▽

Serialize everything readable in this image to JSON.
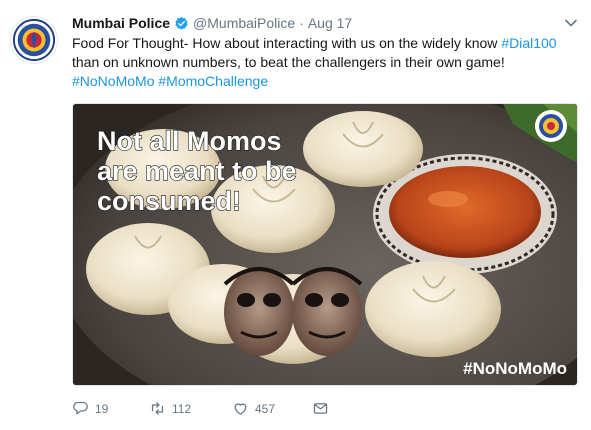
{
  "tweet": {
    "display_name": "Mumbai Police",
    "handle": "@MumbaiPolice",
    "separator": "·",
    "date": "Aug 17",
    "text_before": "Food For Thought- How about interacting with us on the widely know ",
    "link_dial": "#Dial100",
    "text_after": " than on unknown numbers, to beat the challengers in their own game!",
    "hashtag_1": "#NoNoMoMo",
    "hashtag_2": "#MomoChallenge",
    "space": " "
  },
  "media": {
    "headline_1": "Not all Momos",
    "headline_2": "are meant to be",
    "headline_3": "consumed!",
    "watermark": "#NoNoMoMo"
  },
  "actions": {
    "replies": "19",
    "retweets": "112",
    "likes": "457"
  },
  "colors": {
    "link": "#1b95e0",
    "muted": "#657786",
    "verified": "#1da1f2"
  }
}
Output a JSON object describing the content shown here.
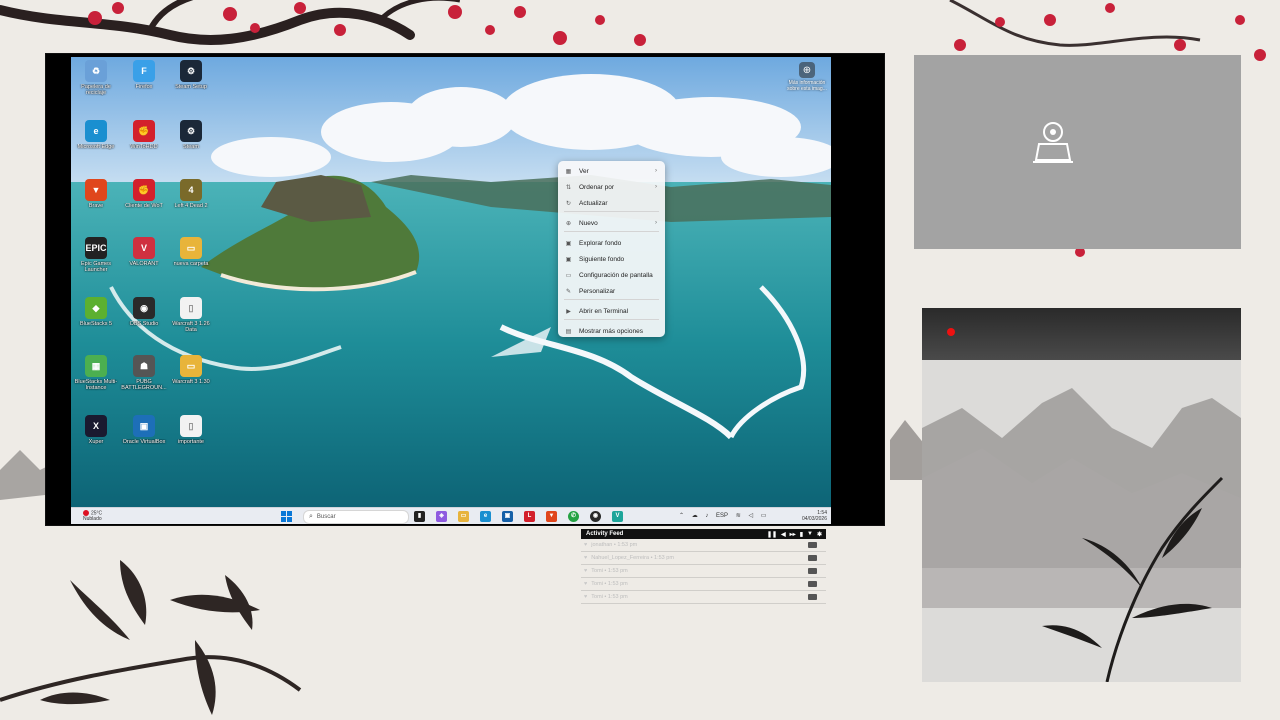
{
  "desktop": {
    "icons": [
      {
        "label": "Papelera de reciclaje",
        "icon": "recycle-bin-icon",
        "color": "#6aa0d8",
        "glyph": "♻"
      },
      {
        "label": "Firefox",
        "icon": "file-icon",
        "color": "#3aa0e8",
        "glyph": "F"
      },
      {
        "label": "Steam Setup",
        "icon": "steam-icon",
        "color": "#1b2838",
        "glyph": "⚙"
      },
      {
        "label": "Microsoft Edge",
        "icon": "edge-icon",
        "color": "#1a8fd0",
        "glyph": "e"
      },
      {
        "label": "WinToHDD",
        "icon": "app-icon",
        "color": "#d3202c",
        "glyph": "✊"
      },
      {
        "label": "Steam",
        "icon": "steam-icon",
        "color": "#1b2838",
        "glyph": "⚙"
      },
      {
        "label": "Brave",
        "icon": "brave-icon",
        "color": "#e0461c",
        "glyph": "▼"
      },
      {
        "label": "Cliente de WoT",
        "icon": "app-icon",
        "color": "#d3202c",
        "glyph": "✊"
      },
      {
        "label": "Left 4 Dead 2",
        "icon": "game-icon",
        "color": "#7a6a2a",
        "glyph": "4"
      },
      {
        "label": "Epic Games Launcher",
        "icon": "epic-icon",
        "color": "#222222",
        "glyph": "EPIC"
      },
      {
        "label": "VALORANT",
        "icon": "valorant-icon",
        "color": "#cf3040",
        "glyph": "V"
      },
      {
        "label": "nueva carpeta",
        "icon": "folder-icon",
        "color": "#e8b43a",
        "glyph": "▭"
      },
      {
        "label": "BlueStacks 5",
        "icon": "bluestacks-icon",
        "color": "#5cb030",
        "glyph": "◆"
      },
      {
        "label": "OBS Studio",
        "icon": "obs-icon",
        "color": "#2a2a2a",
        "glyph": "◉"
      },
      {
        "label": "Warcraft 3 1.26 Data",
        "icon": "document-icon",
        "color": "#f2f2f2",
        "glyph": "▯"
      },
      {
        "label": "BlueStacks Multi-Instance",
        "icon": "bluestacks-icon",
        "color": "#4caf50",
        "glyph": "▦"
      },
      {
        "label": "PUBG BATTLEGROUN...",
        "icon": "pubg-icon",
        "color": "#555555",
        "glyph": "☗"
      },
      {
        "label": "Warcraft 3 1.30",
        "icon": "folder-icon",
        "color": "#e8b43a",
        "glyph": "▭"
      },
      {
        "label": "Xuper",
        "icon": "xuper-icon",
        "color": "#1a1a30",
        "glyph": "X"
      },
      {
        "label": "Oracle VirtualBox",
        "icon": "virtualbox-icon",
        "color": "#1d6fb8",
        "glyph": "▣"
      },
      {
        "label": "importante",
        "icon": "document-icon",
        "color": "#f2f2f2",
        "glyph": "▯"
      }
    ],
    "info_label": "Más información sobre esta imag..."
  },
  "context_menu": {
    "items": [
      {
        "label": "Ver",
        "icon": "grid-icon",
        "submenu": true
      },
      {
        "label": "Ordenar por",
        "icon": "sort-icon",
        "submenu": true
      },
      {
        "label": "Actualizar",
        "icon": "refresh-icon",
        "submenu": false
      },
      {
        "label": "Nuevo",
        "icon": "plus-icon",
        "submenu": true
      },
      {
        "label": "Explorar fondo",
        "icon": "image-icon",
        "submenu": false
      },
      {
        "label": "Siguiente fondo",
        "icon": "image-icon",
        "submenu": false
      },
      {
        "label": "Configuración de pantalla",
        "icon": "display-icon",
        "submenu": false
      },
      {
        "label": "Personalizar",
        "icon": "brush-icon",
        "submenu": false
      },
      {
        "label": "Abrir en Terminal",
        "icon": "terminal-icon",
        "submenu": false
      },
      {
        "label": "Mostrar más opciones",
        "icon": "more-icon",
        "submenu": false
      }
    ]
  },
  "taskbar": {
    "weather_temp": "25°C",
    "weather_desc": "Nublado",
    "search_placeholder": "Buscar",
    "language": "ESP",
    "time": "1:54",
    "date": "04/03/2026"
  },
  "activity_feed": {
    "title": "Activity Feed",
    "rows": [
      {
        "text": "jonathan • 1:53 pm"
      },
      {
        "text": "Nahuel_Lopez_Ferreira • 1:53 pm"
      },
      {
        "text": "Tomi • 1:53 pm"
      },
      {
        "text": "Tomi • 1:53 pm"
      },
      {
        "text": "Tomi • 1:53 pm"
      }
    ]
  },
  "colors": {
    "accent_red": "#c8213a",
    "camera_panel": "#a3a3a3",
    "feed_header": "#111111"
  }
}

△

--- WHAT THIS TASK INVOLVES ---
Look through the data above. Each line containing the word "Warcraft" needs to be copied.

--- EXPECTED OUTPUT ---
        "label": "Warcraft 3 1.26 Data",
        "label": "Warcraft 3 1.30",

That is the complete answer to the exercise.